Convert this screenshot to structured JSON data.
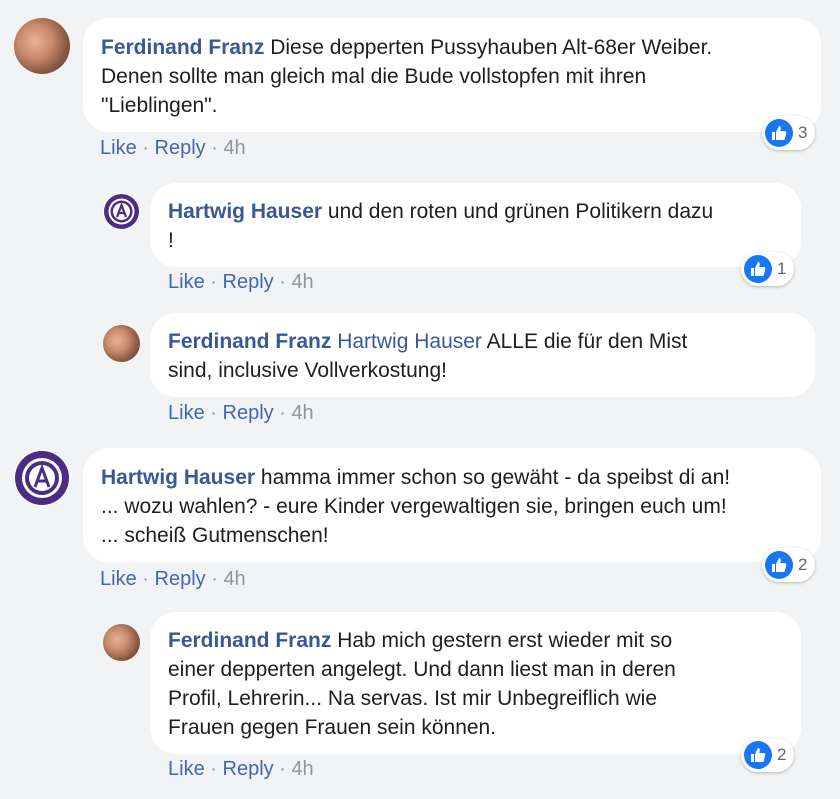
{
  "actions": {
    "like": "Like",
    "reply": "Reply",
    "dot": "·"
  },
  "colors": {
    "link": "#385898",
    "action": "#4267b2",
    "like_blue": "#1877f2",
    "background": "#f2f3f5"
  },
  "comments": [
    {
      "author": "Ferdinand Franz",
      "avatar": "photo",
      "lines": [
        "Diese depperten Pussyhauben Alt-68er Weiber.",
        "Denen sollte man gleich mal die Bude vollstopfen mit ihren",
        "\"Lieblingen\"."
      ],
      "time": "4h",
      "likes": "3"
    },
    {
      "author": "Hartwig Hauser",
      "avatar": "club-logo",
      "lines": [
        "und den roten und grünen Politikern dazu",
        "!"
      ],
      "time": "4h",
      "likes": "1"
    },
    {
      "author": "Ferdinand Franz",
      "avatar": "photo",
      "mention": "Hartwig Hauser",
      "lines": [
        "ALLE die für den Mist",
        "sind, inclusive Vollverkostung!"
      ],
      "time": "4h"
    },
    {
      "author": "Hartwig Hauser",
      "avatar": "club-logo",
      "lines": [
        "hamma immer schon so gewäht - da speibst di an!",
        "... wozu wahlen? - eure Kinder vergewaltigen sie, bringen euch um!",
        "... scheiß Gutmenschen!"
      ],
      "time": "4h",
      "likes": "2"
    },
    {
      "author": "Ferdinand Franz",
      "avatar": "photo",
      "lines": [
        "Hab mich gestern erst wieder mit so",
        "einer depperten angelegt. Und dann liest man in deren",
        "Profil, Lehrerin... Na servas. Ist mir Unbegreiflich wie",
        "Frauen gegen Frauen sein können."
      ],
      "time": "4h",
      "likes": "2"
    }
  ]
}
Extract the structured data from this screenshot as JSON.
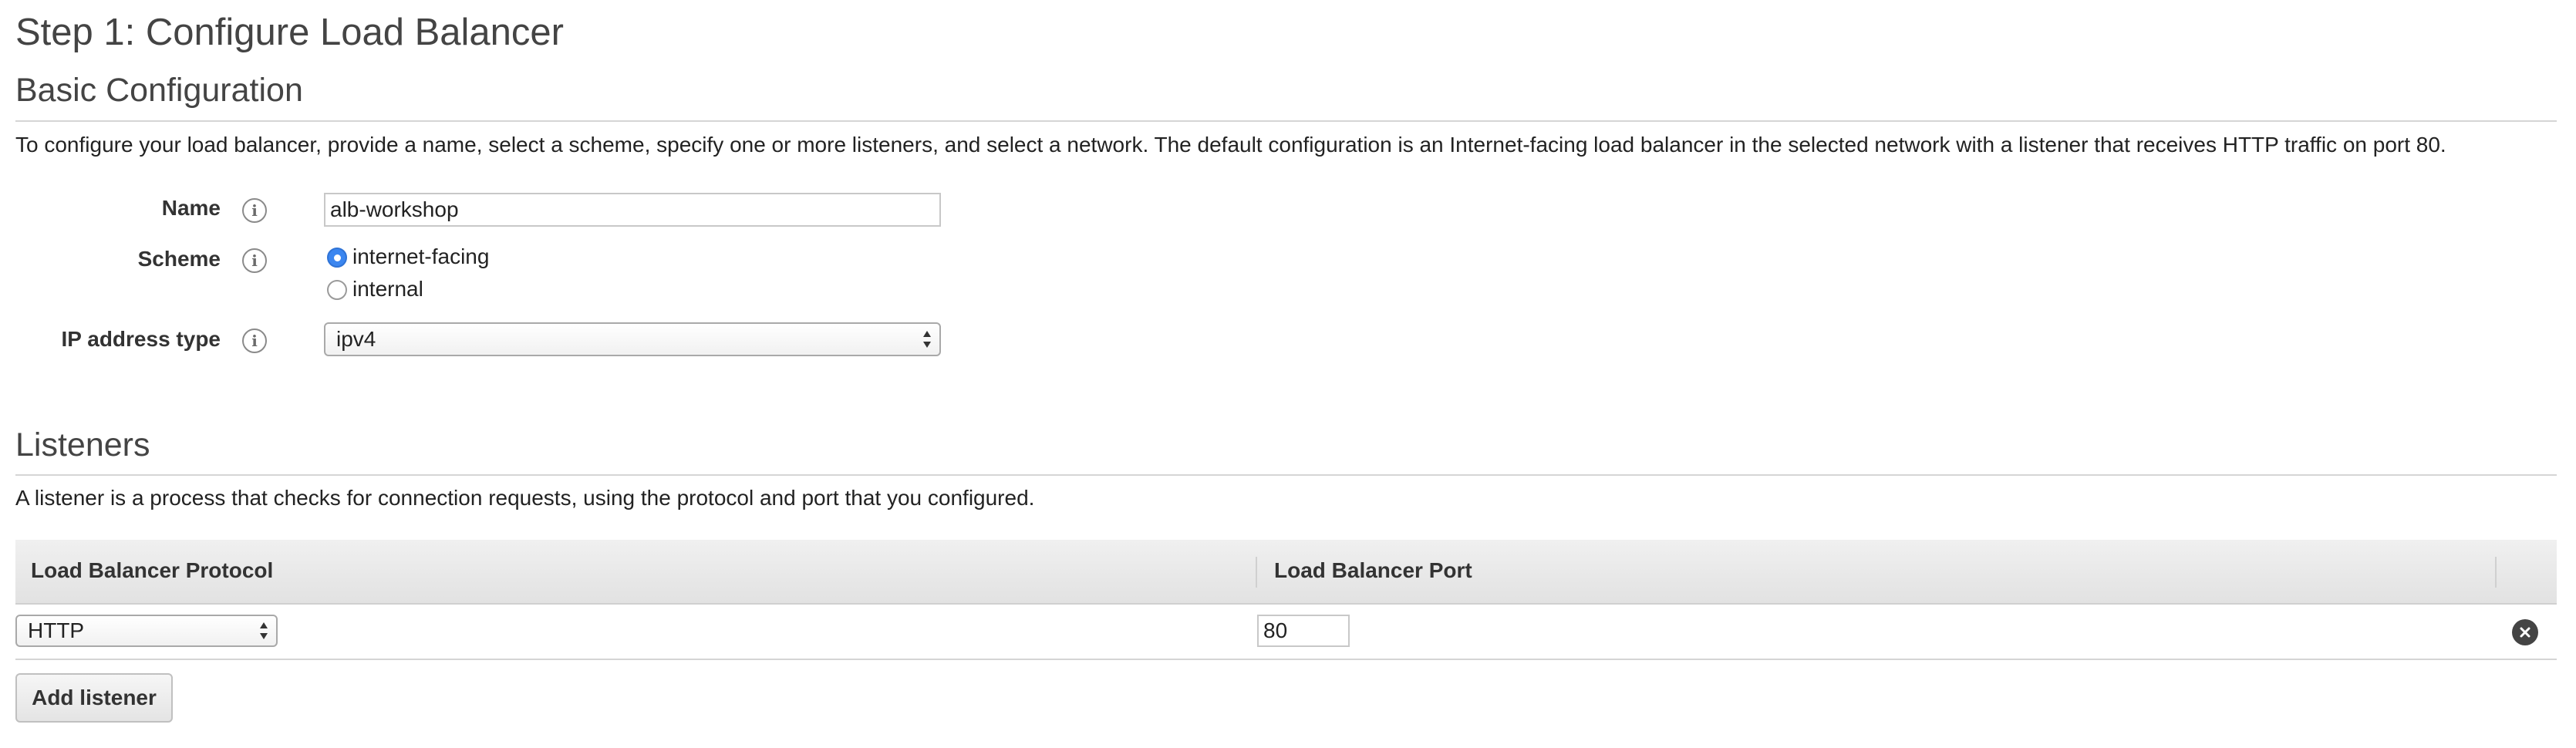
{
  "page": {
    "title": "Step 1: Configure Load Balancer"
  },
  "basic": {
    "heading": "Basic Configuration",
    "description": "To configure your load balancer, provide a name, select a scheme, specify one or more listeners, and select a network. The default configuration is an Internet-facing load balancer in the selected network with a listener that receives HTTP traffic on port 80.",
    "name_label": "Name",
    "name_value": "alb-workshop",
    "scheme_label": "Scheme",
    "scheme_options": [
      "internet-facing",
      "internal"
    ],
    "scheme_selected": "internet-facing",
    "ip_label": "IP address type",
    "ip_value": "ipv4"
  },
  "listeners": {
    "heading": "Listeners",
    "description": "A listener is a process that checks for connection requests, using the protocol and port that you configured.",
    "col_protocol": "Load Balancer Protocol",
    "col_port": "Load Balancer Port",
    "rows": [
      {
        "protocol": "HTTP",
        "port": "80"
      }
    ],
    "add_label": "Add listener"
  },
  "colors": {
    "radio_accent": "#3b86f0",
    "header_bg": "#e8e8e8",
    "text": "#222222",
    "heading": "#444444"
  },
  "icons": [
    "info-icon",
    "select-arrows-icon",
    "remove-icon"
  ]
}
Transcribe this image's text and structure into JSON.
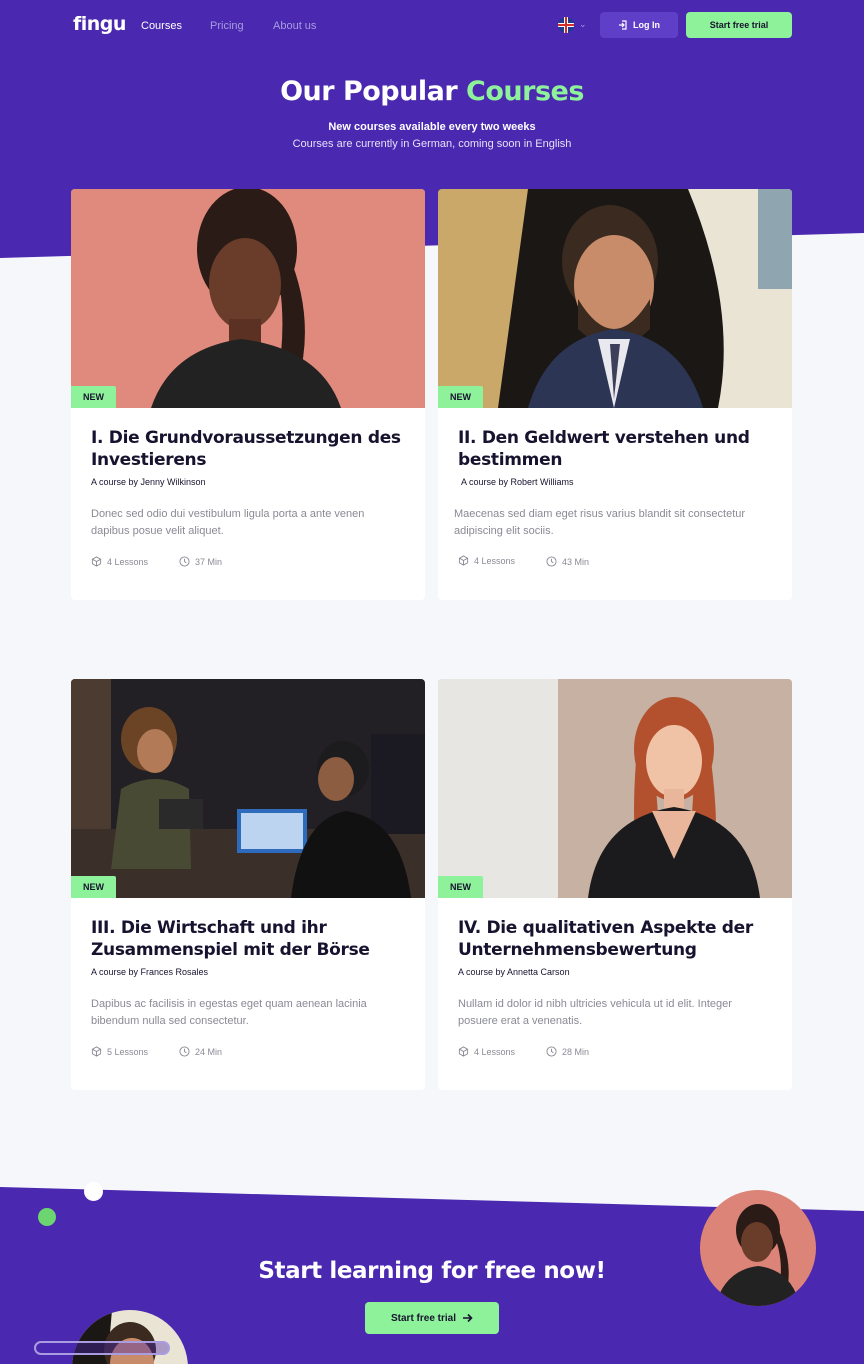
{
  "nav": {
    "logo": "fingu",
    "links": [
      "Courses",
      "Pricing",
      "About us"
    ],
    "login_label": "Log In",
    "trial_label": "Start free trial",
    "language_icon": "uk-flag-icon"
  },
  "hero": {
    "title_main": "Our Popular ",
    "title_accent": "Courses",
    "subtitle_bold": "New courses available every two weeks",
    "subtitle": "Courses are currently in German, coming soon in English"
  },
  "courses": [
    {
      "badge": "NEW",
      "title": "I. Die Grundvoraussetzungen des Investierens",
      "author": "A course by Jenny Wilkinson",
      "description": "Donec sed odio dui vestibulum ligula porta a ante venen dapibus posue velit aliquet.",
      "lessons": "4 Lessons",
      "duration": "37 Min"
    },
    {
      "badge": "NEW",
      "title": "II. Den Geldwert verstehen und bestimmen",
      "author": "A course by Robert Williams",
      "description": "Maecenas sed diam eget risus varius blandit sit consectetur adipiscing elit sociis.",
      "lessons": "4 Lessons",
      "duration": "43 Min"
    },
    {
      "badge": "NEW",
      "title": "III. Die Wirtschaft und ihr Zusammenspiel mit der Börse",
      "author": "A course by Frances Rosales",
      "description": "Dapibus ac facilisis in egestas eget quam aenean lacinia bibendum nulla sed consectetur.",
      "lessons": "5 Lessons",
      "duration": "24 Min"
    },
    {
      "badge": "NEW",
      "title": "IV. Die qualitativen Aspekte der Unternehmensbewertung",
      "author": "A course by Annetta Carson",
      "description": "Nullam id dolor id nibh ultricies vehicula ut id elit. Integer posuere erat a venenatis.",
      "lessons": "4 Lessons",
      "duration": "28 Min"
    }
  ],
  "cta": {
    "title": "Start learning for free now!",
    "button_label": "Start free trial"
  },
  "colors": {
    "brand_purple": "#4a28b0",
    "accent_green": "#8ef29b",
    "text_dark": "#17122e"
  }
}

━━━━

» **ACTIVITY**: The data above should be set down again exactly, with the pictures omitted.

» **WRITTEN ANSWER**:
Convert this screenshot to structured JSON data.
{
  "actions": {
    "like": "Like",
    "reply": "Reply",
    "dot": "·"
  },
  "colors": {
    "link": "#385898",
    "action": "#4267b2",
    "like_blue": "#1877f2",
    "background": "#f2f3f5"
  },
  "comments": [
    {
      "author": "Ferdinand Franz",
      "avatar": "photo",
      "lines": [
        "Diese depperten Pussyhauben Alt-68er Weiber.",
        "Denen sollte man gleich mal die Bude vollstopfen mit ihren",
        "\"Lieblingen\"."
      ],
      "time": "4h",
      "likes": "3"
    },
    {
      "author": "Hartwig Hauser",
      "avatar": "club-logo",
      "lines": [
        "und den roten und grünen Politikern dazu",
        "!"
      ],
      "time": "4h",
      "likes": "1"
    },
    {
      "author": "Ferdinand Franz",
      "avatar": "photo",
      "mention": "Hartwig Hauser",
      "lines": [
        "ALLE die für den Mist",
        "sind, inclusive Vollverkostung!"
      ],
      "time": "4h"
    },
    {
      "author": "Hartwig Hauser",
      "avatar": "club-logo",
      "lines": [
        "hamma immer schon so gewäht - da speibst di an!",
        "... wozu wahlen? - eure Kinder vergewaltigen sie, bringen euch um!",
        "... scheiß Gutmenschen!"
      ],
      "time": "4h",
      "likes": "2"
    },
    {
      "author": "Ferdinand Franz",
      "avatar": "photo",
      "lines": [
        "Hab mich gestern erst wieder mit so",
        "einer depperten angelegt. Und dann liest man in deren",
        "Profil, Lehrerin... Na servas. Ist mir Unbegreiflich wie",
        "Frauen gegen Frauen sein können."
      ],
      "time": "4h",
      "likes": "2"
    }
  ]
}
Extract the structured data from this screenshot as JSON.
{
  "page": {
    "title": "Step 1: Configure Load Balancer"
  },
  "basic": {
    "heading": "Basic Configuration",
    "description": "To configure your load balancer, provide a name, select a scheme, specify one or more listeners, and select a network. The default configuration is an Internet-facing load balancer in the selected network with a listener that receives HTTP traffic on port 80.",
    "name_label": "Name",
    "name_value": "alb-workshop",
    "scheme_label": "Scheme",
    "scheme_options": [
      "internet-facing",
      "internal"
    ],
    "scheme_selected": "internet-facing",
    "ip_label": "IP address type",
    "ip_value": "ipv4"
  },
  "listeners": {
    "heading": "Listeners",
    "description": "A listener is a process that checks for connection requests, using the protocol and port that you configured.",
    "col_protocol": "Load Balancer Protocol",
    "col_port": "Load Balancer Port",
    "rows": [
      {
        "protocol": "HTTP",
        "port": "80"
      }
    ],
    "add_label": "Add listener"
  },
  "colors": {
    "radio_accent": "#3b86f0",
    "header_bg": "#e8e8e8",
    "text": "#222222",
    "heading": "#444444"
  },
  "icons": [
    "info-icon",
    "select-arrows-icon",
    "remove-icon"
  ]
}
Transcribe this image's text and structure into JSON.
{
  "nav": {
    "logo": "fingu",
    "links": [
      "Courses",
      "Pricing",
      "About us"
    ],
    "login_label": "Log In",
    "trial_label": "Start free trial",
    "language_icon": "uk-flag-icon"
  },
  "hero": {
    "title_main": "Our Popular ",
    "title_accent": "Courses",
    "subtitle_bold": "New courses available every two weeks",
    "subtitle": "Courses are currently in German, coming soon in English"
  },
  "courses": [
    {
      "badge": "NEW",
      "title": "I. Die Grundvoraussetzungen des Investierens",
      "author": "A course by Jenny Wilkinson",
      "description": "Donec sed odio dui vestibulum ligula porta a ante venen dapibus posue velit aliquet.",
      "lessons": "4 Lessons",
      "duration": "37 Min"
    },
    {
      "badge": "NEW",
      "title": "II. Den Geldwert verstehen und bestimmen",
      "author": "A course by Robert Williams",
      "description": "Maecenas sed diam eget risus varius blandit sit consectetur adipiscing elit sociis.",
      "lessons": "4 Lessons",
      "duration": "43 Min"
    },
    {
      "badge": "NEW",
      "title": "III. Die Wirtschaft und ihr Zusammenspiel mit der Börse",
      "author": "A course by Frances Rosales",
      "description": "Dapibus ac facilisis in egestas eget quam aenean lacinia bibendum nulla sed consectetur.",
      "lessons": "5 Lessons",
      "duration": "24 Min"
    },
    {
      "badge": "NEW",
      "title": "IV. Die qualitativen Aspekte der Unternehmensbewertung",
      "author": "A course by Annetta Carson",
      "description": "Nullam id dolor id nibh ultricies vehicula ut id elit. Integer posuere erat a venenatis.",
      "lessons": "4 Lessons",
      "duration": "28 Min"
    }
  ],
  "cta": {
    "title": "Start learning for free now!",
    "button_label": "Start free trial"
  },
  "colors": {
    "brand_purple": "#4a28b0",
    "accent_green": "#8ef29b",
    "text_dark": "#17122e"
  }
}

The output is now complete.